__ABOUT THIS EXERCISE__. Nothing but a number should be given: the count of lines in the listing that include "icon".

__DATA EXTRACTS__.

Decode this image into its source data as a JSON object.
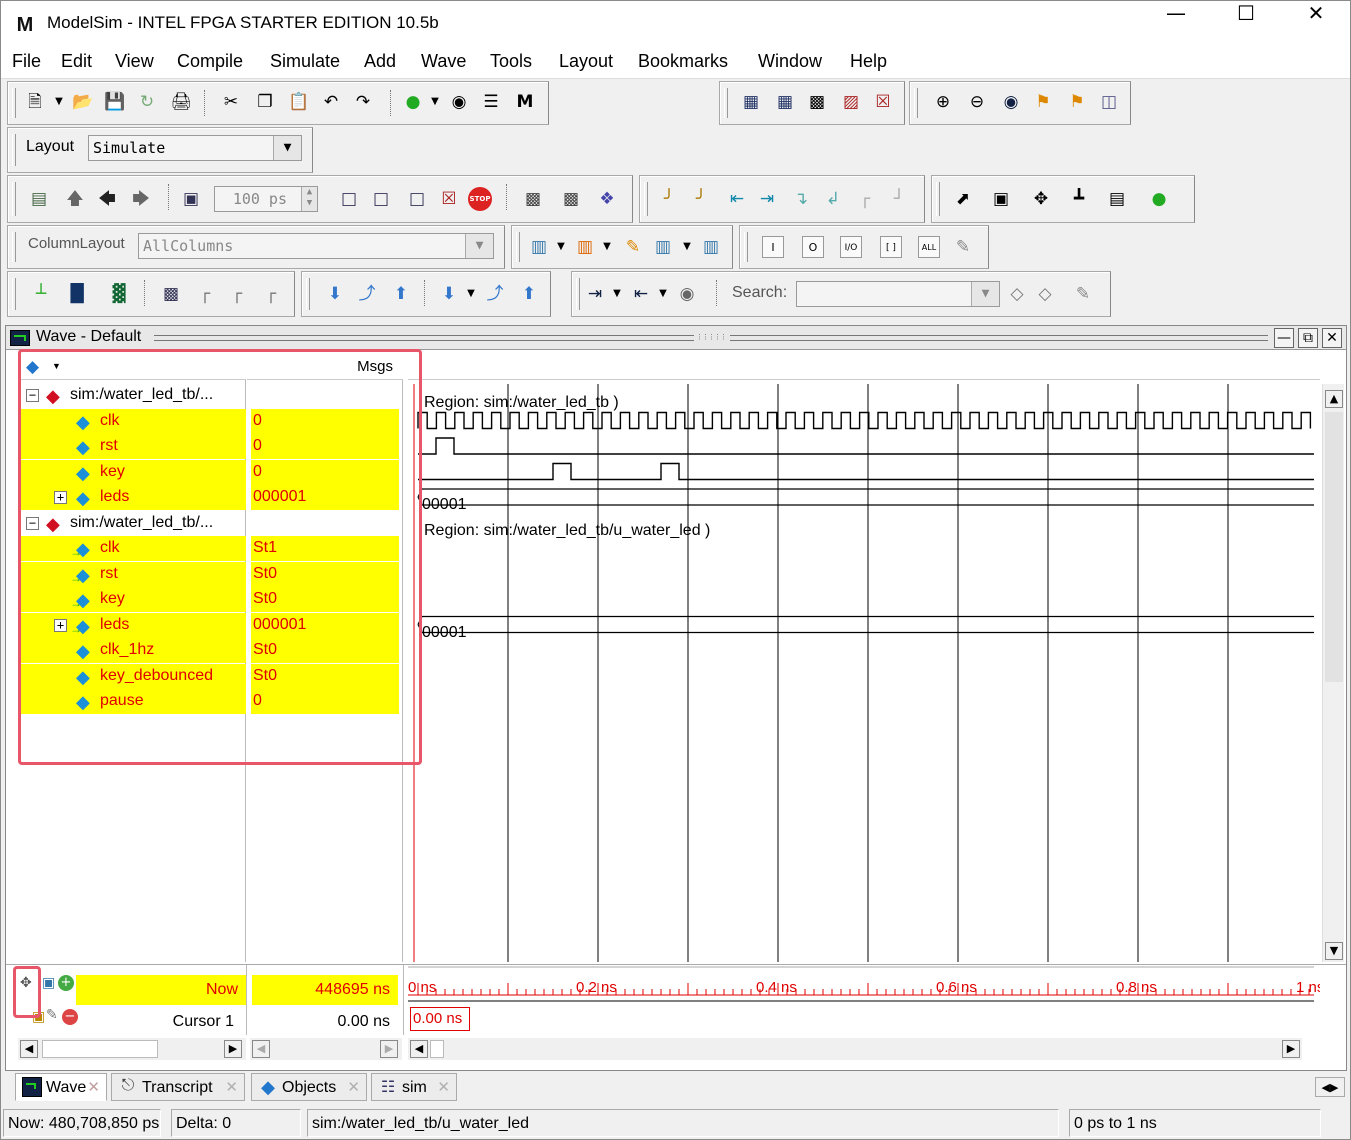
{
  "app": {
    "title": "ModelSim - INTEL FPGA STARTER EDITION 10.5b",
    "icon": "M"
  },
  "menu": [
    "File",
    "Edit",
    "View",
    "Compile",
    "Simulate",
    "Add",
    "Wave",
    "Tools",
    "Layout",
    "Bookmarks",
    "Window",
    "Help"
  ],
  "layout_bar": {
    "label": "Layout",
    "value": "Simulate"
  },
  "sim_bar": {
    "run_length": "100 ps"
  },
  "column_bar": {
    "label": "ColumnLayout",
    "value": "AllColumns"
  },
  "search_bar": {
    "label": "Search:",
    "value": ""
  },
  "toolbar_tiny_labels": {
    "i": "I",
    "o": "O",
    "io": "I/O",
    "bracket": "[ ]",
    "all": "ALL"
  },
  "wave": {
    "window_title": "Wave - Default",
    "msgs_header": "Msgs",
    "signals": [
      {
        "name": "sim:/water_led_tb/...",
        "value": "",
        "kind": "group",
        "indent": 0,
        "expander": "−"
      },
      {
        "name": "clk",
        "value": "0",
        "kind": "in",
        "indent": 1
      },
      {
        "name": "rst",
        "value": "0",
        "kind": "in",
        "indent": 1
      },
      {
        "name": "key",
        "value": "0",
        "kind": "in",
        "indent": 1
      },
      {
        "name": "leds",
        "value": "000001",
        "kind": "in",
        "indent": 1,
        "expander": "+"
      },
      {
        "name": "sim:/water_led_tb/...",
        "value": "",
        "kind": "group",
        "indent": 0,
        "expander": "−"
      },
      {
        "name": "clk",
        "value": "St1",
        "kind": "port",
        "indent": 1
      },
      {
        "name": "rst",
        "value": "St0",
        "kind": "port",
        "indent": 1
      },
      {
        "name": "key",
        "value": "St0",
        "kind": "port",
        "indent": 1
      },
      {
        "name": "leds",
        "value": "000001",
        "kind": "port",
        "indent": 1,
        "expander": "+"
      },
      {
        "name": "clk_1hz",
        "value": "St0",
        "kind": "in",
        "indent": 1
      },
      {
        "name": "key_debounced",
        "value": "St0",
        "kind": "in",
        "indent": 1
      },
      {
        "name": "pause",
        "value": "0",
        "kind": "in",
        "indent": 1
      }
    ],
    "region1": "Region: sim:/water_led_tb )",
    "region2": "Region: sim:/water_led_tb/u_water_led )",
    "bus1_value": "00001",
    "bus2_value": "00001",
    "now_label": "Now",
    "now_value": "448695 ns",
    "cursor_label": "Cursor 1",
    "cursor_value": "0.00 ns",
    "cursor_flag": "0.00 ns",
    "time_labels": [
      {
        "text": "0 ns",
        "t": 0
      },
      {
        "text": "0.2 ns",
        "t": 0.2
      },
      {
        "text": "0.4 ns",
        "t": 0.4
      },
      {
        "text": "0.6 ns",
        "t": 0.6
      },
      {
        "text": "0.8 ns",
        "t": 0.8
      },
      {
        "text": "1 ns",
        "t": 1.0
      }
    ]
  },
  "tabs": [
    {
      "label": "Wave",
      "icon": "wave-icon",
      "active": true
    },
    {
      "label": "Transcript",
      "icon": "transcript-icon"
    },
    {
      "label": "Objects",
      "icon": "objects-icon"
    },
    {
      "label": "sim",
      "icon": "sim-icon"
    }
  ],
  "status": {
    "now": "Now: 480,708,850 ps",
    "delta": "Delta: 0",
    "scope": "sim:/water_led_tb/u_water_led",
    "range": "0 ps to 1 ns"
  },
  "colors": {
    "highlight": "#ffff00",
    "signal_text": "#e00000",
    "wave": "#000000",
    "cursor": "#e00000",
    "annotation_box": "#e8566a"
  }
}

__SOLUTION BELOW__. 5